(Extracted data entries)
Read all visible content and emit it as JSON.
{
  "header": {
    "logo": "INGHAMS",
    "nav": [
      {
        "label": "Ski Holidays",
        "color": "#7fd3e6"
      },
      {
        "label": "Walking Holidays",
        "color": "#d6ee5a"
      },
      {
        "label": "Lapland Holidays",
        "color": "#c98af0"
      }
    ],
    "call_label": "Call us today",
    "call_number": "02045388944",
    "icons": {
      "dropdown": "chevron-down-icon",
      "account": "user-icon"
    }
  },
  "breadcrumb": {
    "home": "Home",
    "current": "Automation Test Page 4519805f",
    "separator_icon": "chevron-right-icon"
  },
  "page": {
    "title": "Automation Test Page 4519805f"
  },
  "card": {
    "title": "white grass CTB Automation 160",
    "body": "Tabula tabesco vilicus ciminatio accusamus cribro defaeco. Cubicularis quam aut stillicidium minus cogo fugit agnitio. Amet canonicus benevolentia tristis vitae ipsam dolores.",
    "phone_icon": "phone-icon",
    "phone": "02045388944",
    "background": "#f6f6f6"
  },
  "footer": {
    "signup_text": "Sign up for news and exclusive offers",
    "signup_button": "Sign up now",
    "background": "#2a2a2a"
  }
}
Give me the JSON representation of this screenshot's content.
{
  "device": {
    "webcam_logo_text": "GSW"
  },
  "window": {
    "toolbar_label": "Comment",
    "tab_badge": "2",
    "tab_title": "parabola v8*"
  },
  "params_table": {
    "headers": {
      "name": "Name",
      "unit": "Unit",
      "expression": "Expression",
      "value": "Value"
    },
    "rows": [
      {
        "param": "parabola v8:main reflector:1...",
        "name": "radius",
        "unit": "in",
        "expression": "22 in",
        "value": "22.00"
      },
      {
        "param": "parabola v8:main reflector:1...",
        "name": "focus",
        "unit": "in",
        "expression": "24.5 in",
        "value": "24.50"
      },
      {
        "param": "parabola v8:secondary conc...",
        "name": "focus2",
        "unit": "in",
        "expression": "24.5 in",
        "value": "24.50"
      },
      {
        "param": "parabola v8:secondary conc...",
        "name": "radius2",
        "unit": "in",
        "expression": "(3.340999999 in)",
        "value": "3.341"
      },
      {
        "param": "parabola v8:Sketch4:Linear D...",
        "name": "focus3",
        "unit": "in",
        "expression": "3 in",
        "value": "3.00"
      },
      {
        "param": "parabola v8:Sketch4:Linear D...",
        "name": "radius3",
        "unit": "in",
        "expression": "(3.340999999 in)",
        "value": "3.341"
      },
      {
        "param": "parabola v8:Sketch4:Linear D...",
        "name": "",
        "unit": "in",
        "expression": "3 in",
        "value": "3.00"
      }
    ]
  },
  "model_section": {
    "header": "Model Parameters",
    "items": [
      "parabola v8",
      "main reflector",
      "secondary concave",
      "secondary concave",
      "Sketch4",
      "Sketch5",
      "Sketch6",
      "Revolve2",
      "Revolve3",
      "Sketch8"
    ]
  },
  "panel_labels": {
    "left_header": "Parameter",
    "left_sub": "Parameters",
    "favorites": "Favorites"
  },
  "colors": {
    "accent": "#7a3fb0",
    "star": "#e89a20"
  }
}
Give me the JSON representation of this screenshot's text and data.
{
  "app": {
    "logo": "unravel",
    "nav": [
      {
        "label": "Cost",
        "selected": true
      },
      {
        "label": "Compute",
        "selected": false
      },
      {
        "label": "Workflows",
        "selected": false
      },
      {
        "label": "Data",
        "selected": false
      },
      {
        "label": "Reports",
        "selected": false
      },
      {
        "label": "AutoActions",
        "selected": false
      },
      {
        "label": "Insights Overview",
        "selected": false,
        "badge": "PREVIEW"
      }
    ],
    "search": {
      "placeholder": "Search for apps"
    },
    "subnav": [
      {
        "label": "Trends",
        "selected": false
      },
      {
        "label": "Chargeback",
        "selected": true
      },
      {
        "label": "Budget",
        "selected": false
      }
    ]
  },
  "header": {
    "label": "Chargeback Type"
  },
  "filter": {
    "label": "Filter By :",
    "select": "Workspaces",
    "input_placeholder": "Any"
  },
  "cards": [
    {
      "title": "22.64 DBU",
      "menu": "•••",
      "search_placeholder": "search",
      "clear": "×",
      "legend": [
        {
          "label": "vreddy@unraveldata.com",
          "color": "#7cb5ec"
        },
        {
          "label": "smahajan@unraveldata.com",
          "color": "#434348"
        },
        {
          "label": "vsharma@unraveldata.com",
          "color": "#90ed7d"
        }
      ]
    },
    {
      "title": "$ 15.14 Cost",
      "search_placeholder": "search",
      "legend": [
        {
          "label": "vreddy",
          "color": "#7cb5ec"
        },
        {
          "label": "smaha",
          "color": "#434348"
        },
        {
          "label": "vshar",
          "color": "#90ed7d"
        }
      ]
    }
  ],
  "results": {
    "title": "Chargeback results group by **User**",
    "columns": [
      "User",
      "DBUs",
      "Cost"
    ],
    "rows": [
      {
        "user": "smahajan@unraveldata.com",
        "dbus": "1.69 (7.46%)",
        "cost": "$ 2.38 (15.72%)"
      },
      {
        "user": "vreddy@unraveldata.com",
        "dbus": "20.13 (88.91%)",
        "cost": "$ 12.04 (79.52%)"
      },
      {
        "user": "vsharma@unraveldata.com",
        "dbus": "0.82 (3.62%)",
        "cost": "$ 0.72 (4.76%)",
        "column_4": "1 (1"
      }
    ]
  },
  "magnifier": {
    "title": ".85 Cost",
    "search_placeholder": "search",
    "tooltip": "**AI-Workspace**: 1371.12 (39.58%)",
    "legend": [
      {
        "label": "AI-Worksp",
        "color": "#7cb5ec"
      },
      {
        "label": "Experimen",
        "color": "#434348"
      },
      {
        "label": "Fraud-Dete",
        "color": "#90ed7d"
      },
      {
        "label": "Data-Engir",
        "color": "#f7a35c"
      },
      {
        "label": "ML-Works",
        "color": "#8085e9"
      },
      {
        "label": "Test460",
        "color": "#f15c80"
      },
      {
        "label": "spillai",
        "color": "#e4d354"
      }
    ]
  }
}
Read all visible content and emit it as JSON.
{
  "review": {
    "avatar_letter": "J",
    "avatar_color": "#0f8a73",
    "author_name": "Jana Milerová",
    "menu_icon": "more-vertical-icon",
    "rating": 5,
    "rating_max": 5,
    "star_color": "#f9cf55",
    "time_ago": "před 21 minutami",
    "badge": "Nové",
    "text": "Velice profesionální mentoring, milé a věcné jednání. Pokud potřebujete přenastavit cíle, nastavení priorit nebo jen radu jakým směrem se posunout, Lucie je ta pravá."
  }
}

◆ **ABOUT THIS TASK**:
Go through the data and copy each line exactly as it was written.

◆ **TASK RESPONSE**:
Read all visible content and emit it as JSON.
{
  "header": {
    "logo": "INGHAMS",
    "nav": [
      {
        "label": "Ski Holidays",
        "color": "#7fd3e6"
      },
      {
        "label": "Walking Holidays",
        "color": "#d6ee5a"
      },
      {
        "label": "Lapland Holidays",
        "color": "#c98af0"
      }
    ],
    "call_label": "Call us today",
    "call_number": "02045388944",
    "icons": {
      "dropdown": "chevron-down-icon",
      "account": "user-icon"
    }
  },
  "breadcrumb": {
    "home": "Home",
    "current": "Automation Test Page 4519805f",
    "separator_icon": "chevron-right-icon"
  },
  "page": {
    "title": "Automation Test Page 4519805f"
  },
  "card": {
    "title": "white grass CTB Automation 160",
    "body": "Tabula tabesco vilicus ciminatio accusamus cribro defaeco. Cubicularis quam aut stillicidium minus cogo fugit agnitio. Amet canonicus benevolentia tristis vitae ipsam dolores.",
    "phone_icon": "phone-icon",
    "phone": "02045388944",
    "background": "#f6f6f6"
  },
  "footer": {
    "signup_text": "Sign up for news and exclusive offers",
    "signup_button": "Sign up now",
    "background": "#2a2a2a"
  }
}
Give me the JSON representation of this screenshot's content.
{
  "device": {
    "webcam_logo_text": "GSW"
  },
  "window": {
    "toolbar_label": "Comment",
    "tab_badge": "2",
    "tab_title": "parabola v8*"
  },
  "params_table": {
    "headers": {
      "name": "Name",
      "unit": "Unit",
      "expression": "Expression",
      "value": "Value"
    },
    "rows": [
      {
        "param": "parabola v8:main reflector:1...",
        "name": "radius",
        "unit": "in",
        "expression": "22 in",
        "value": "22.00"
      },
      {
        "param": "parabola v8:main reflector:1...",
        "name": "focus",
        "unit": "in",
        "expression": "24.5 in",
        "value": "24.50"
      },
      {
        "param": "parabola v8:secondary conc...",
        "name": "focus2",
        "unit": "in",
        "expression": "24.5 in",
        "value": "24.50"
      },
      {
        "param": "parabola v8:secondary conc...",
        "name": "radius2",
        "unit": "in",
        "expression": "(3.340999999 in)",
        "value": "3.341"
      },
      {
        "param": "parabola v8:Sketch4:Linear D...",
        "name": "focus3",
        "unit": "in",
        "expression": "3 in",
        "value": "3.00"
      },
      {
        "param": "parabola v8:Sketch4:Linear D...",
        "name": "radius3",
        "unit": "in",
        "expression": "(3.340999999 in)",
        "value": "3.341"
      },
      {
        "param": "parabola v8:Sketch4:Linear D...",
        "name": "",
        "unit": "in",
        "expression": "3 in",
        "value": "3.00"
      }
    ]
  },
  "model_section": {
    "header": "Model Parameters",
    "items": [
      "parabola v8",
      "main reflector",
      "secondary concave",
      "secondary concave",
      "Sketch4",
      "Sketch5",
      "Sketch6",
      "Revolve2",
      "Revolve3",
      "Sketch8"
    ]
  },
  "panel_labels": {
    "left_header": "Parameter",
    "left_sub": "Parameters",
    "favorites": "Favorites"
  },
  "colors": {
    "accent": "#7a3fb0",
    "star": "#e89a20"
  }
}
Give me the JSON representation of this screenshot's text and data.
{
  "app": {
    "logo": "unravel",
    "nav": [
      {
        "label": "Cost",
        "selected": true
      },
      {
        "label": "Compute",
        "selected": false
      },
      {
        "label": "Workflows",
        "selected": false
      },
      {
        "label": "Data",
        "selected": false
      },
      {
        "label": "Reports",
        "selected": false
      },
      {
        "label": "AutoActions",
        "selected": false
      },
      {
        "label": "Insights Overview",
        "selected": false,
        "badge": "PREVIEW"
      }
    ],
    "search": {
      "placeholder": "Search for apps"
    },
    "subnav": [
      {
        "label": "Trends",
        "selected": false
      },
      {
        "label": "Chargeback",
        "selected": true
      },
      {
        "label": "Budget",
        "selected": false
      }
    ]
  },
  "header": {
    "label": "Chargeback Type"
  },
  "filter": {
    "label": "Filter By :",
    "select": "Workspaces",
    "input_placeholder": "Any"
  },
  "cards": [
    {
      "title": "22.64 DBU",
      "menu": "•••",
      "search_placeholder": "search",
      "clear": "×",
      "legend": [
        {
          "label": "vreddy@unraveldata.com",
          "color": "#7cb5ec"
        },
        {
          "label": "smahajan@unraveldata.com",
          "color": "#434348"
        },
        {
          "label": "vsharma@unraveldata.com",
          "color": "#90ed7d"
        }
      ]
    },
    {
      "title": "$ 15.14 Cost",
      "search_placeholder": "search",
      "legend": [
        {
          "label": "vreddy",
          "color": "#7cb5ec"
        },
        {
          "label": "smaha",
          "color": "#434348"
        },
        {
          "label": "vshar",
          "color": "#90ed7d"
        }
      ]
    }
  ],
  "results": {
    "title": "Chargeback results group by **User**",
    "columns": [
      "User",
      "DBUs",
      "Cost"
    ],
    "rows": [
      {
        "user": "smahajan@unraveldata.com",
        "dbus": "1.69 (7.46%)",
        "cost": "$ 2.38 (15.72%)"
      },
      {
        "user": "vreddy@unraveldata.com",
        "dbus": "20.13 (88.91%)",
        "cost": "$ 12.04 (79.52%)"
      },
      {
        "user": "vsharma@unraveldata.com",
        "dbus": "0.82 (3.62%)",
        "cost": "$ 0.72 (4.76%)",
        "column_4": "1 (1"
      }
    ]
  },
  "magnifier": {
    "title": ".85 Cost",
    "search_placeholder": "search",
    "tooltip": "**AI-Workspace**: 1371.12 (39.58%)",
    "legend": [
      {
        "label": "AI-Worksp",
        "color": "#7cb5ec"
      },
      {
        "label": "Experimen",
        "color": "#434348"
      },
      {
        "label": "Fraud-Dete",
        "color": "#90ed7d"
      },
      {
        "label": "Data-Engir",
        "color": "#f7a35c"
      },
      {
        "label": "ML-Works",
        "color": "#8085e9"
      },
      {
        "label": "Test460",
        "color": "#f15c80"
      },
      {
        "label": "spillai",
        "color": "#e4d354"
      }
    ]
  }
}
Read all visible content and emit it as JSON.
{
  "review": {
    "avatar_letter": "J",
    "avatar_color": "#0f8a73",
    "author_name": "Jana Milerová",
    "menu_icon": "more-vertical-icon",
    "rating": 5,
    "rating_max": 5,
    "star_color": "#f9cf55",
    "time_ago": "před 21 minutami",
    "badge": "Nové",
    "text": "Velice profesionální mentoring, milé a věcné jednání. Pokud potřebujete přenastavit cíle, nastavení priorit nebo jen radu jakým směrem se posunout, Lucie je ta pravá."
  }
}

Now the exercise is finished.